The input Start Marker

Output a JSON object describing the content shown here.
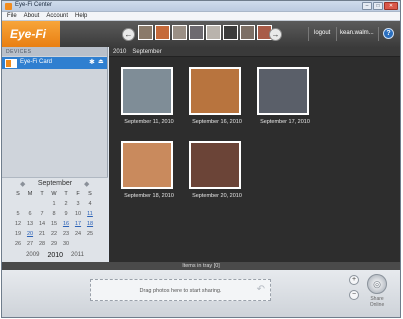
{
  "window": {
    "title": "Eye-Fi Center",
    "minimize": "–",
    "maximize": "□",
    "close": "✕"
  },
  "menu": [
    "File",
    "About",
    "Account",
    "Help"
  ],
  "header": {
    "logo": "Eye-Fi",
    "prev_icon": "arrow-left-icon",
    "next_icon": "arrow-right-icon",
    "prev_glyph": "←",
    "next_glyph": "→",
    "strip_colors": [
      "#8a7a6a",
      "#c56a3b",
      "#9a8f85",
      "#6d6a70",
      "#b9b3ac",
      "#3b3b3b",
      "#7d6f65",
      "#a85b48"
    ],
    "logout": "logout",
    "account": "kean.walm...",
    "help": "?"
  },
  "sidebar": {
    "devices_heading": "DEVICES",
    "device": {
      "label": "Eye-Fi Card",
      "gear": "✱",
      "eject": "⏏"
    }
  },
  "calendar": {
    "prev": "◆",
    "next": "◆",
    "month": "September",
    "dow": [
      "S",
      "M",
      "T",
      "W",
      "T",
      "F",
      "S"
    ],
    "days": [
      "",
      "",
      "",
      "1",
      "2",
      "3",
      "4",
      "5",
      "6",
      "7",
      "8",
      "9",
      "10",
      "11",
      "12",
      "13",
      "14",
      "15",
      "16",
      "17",
      "18",
      "19",
      "20",
      "21",
      "22",
      "23",
      "24",
      "25",
      "26",
      "27",
      "28",
      "29",
      "30",
      "",
      ""
    ],
    "active_days": [
      "11",
      "16",
      "17",
      "18",
      "20"
    ],
    "years": [
      "2009",
      "2010",
      "2011"
    ],
    "current_year": "2010"
  },
  "breadcrumb": [
    "2010",
    "September"
  ],
  "photos": [
    {
      "label": "September 11, 2010",
      "color": "#7f8d97"
    },
    {
      "label": "September 16, 2010",
      "color": "#b8743e"
    },
    {
      "label": "September 17, 2010",
      "color": "#5a5f69"
    },
    {
      "label": "September 18, 2010",
      "color": "#c98a5d"
    },
    {
      "label": "September 20, 2010",
      "color": "#6b4437"
    }
  ],
  "tray": {
    "header": "Items in tray [0]",
    "drop_text": "Drag photos here to start sharing.",
    "drop_arrow": "↶",
    "zoom_in": "+",
    "zoom_out": "−",
    "share_glyph": "◎",
    "share_label": "Share Online"
  }
}
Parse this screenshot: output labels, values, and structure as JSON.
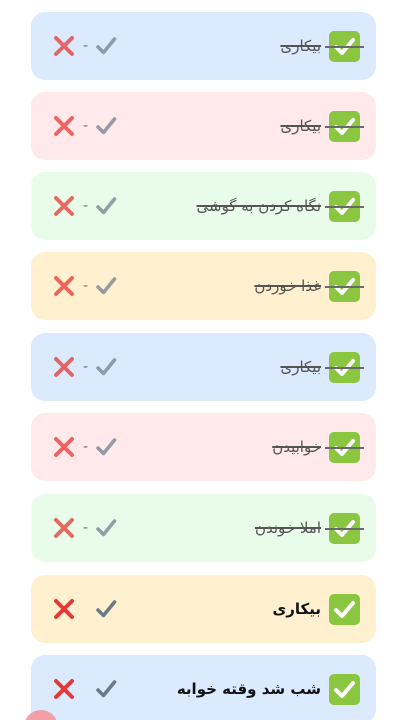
{
  "separator": "-",
  "icons": {
    "delete": "cross-mark-icon",
    "done": "heavy-check-mark-icon",
    "status": "white-heavy-check-mark-icon"
  },
  "colors": {
    "blue": "#dbeafe",
    "pink": "#ffe9ea",
    "green": "#e9fce9",
    "yellow": "#fff1cf",
    "cross_red": "#e53935",
    "check_green": "#8ac640"
  },
  "tasks": [
    {
      "title": "بیکاری",
      "done": true
    },
    {
      "title": "بیکاری",
      "done": true
    },
    {
      "title": "نگاه کردن به گوشی",
      "done": true
    },
    {
      "title": "غذا خوردن",
      "done": true
    },
    {
      "title": "بیکاری",
      "done": true
    },
    {
      "title": "خوابیدن",
      "done": true
    },
    {
      "title": "املا خوندن",
      "done": true
    },
    {
      "title": "بیکاری",
      "done": false
    },
    {
      "title": "شب شد وقته خوابه",
      "done": false
    }
  ]
}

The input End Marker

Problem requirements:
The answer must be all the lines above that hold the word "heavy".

Completed exercise:
    "done": "heavy-check-mark-icon",
    "status": "white-heavy-check-mark-icon"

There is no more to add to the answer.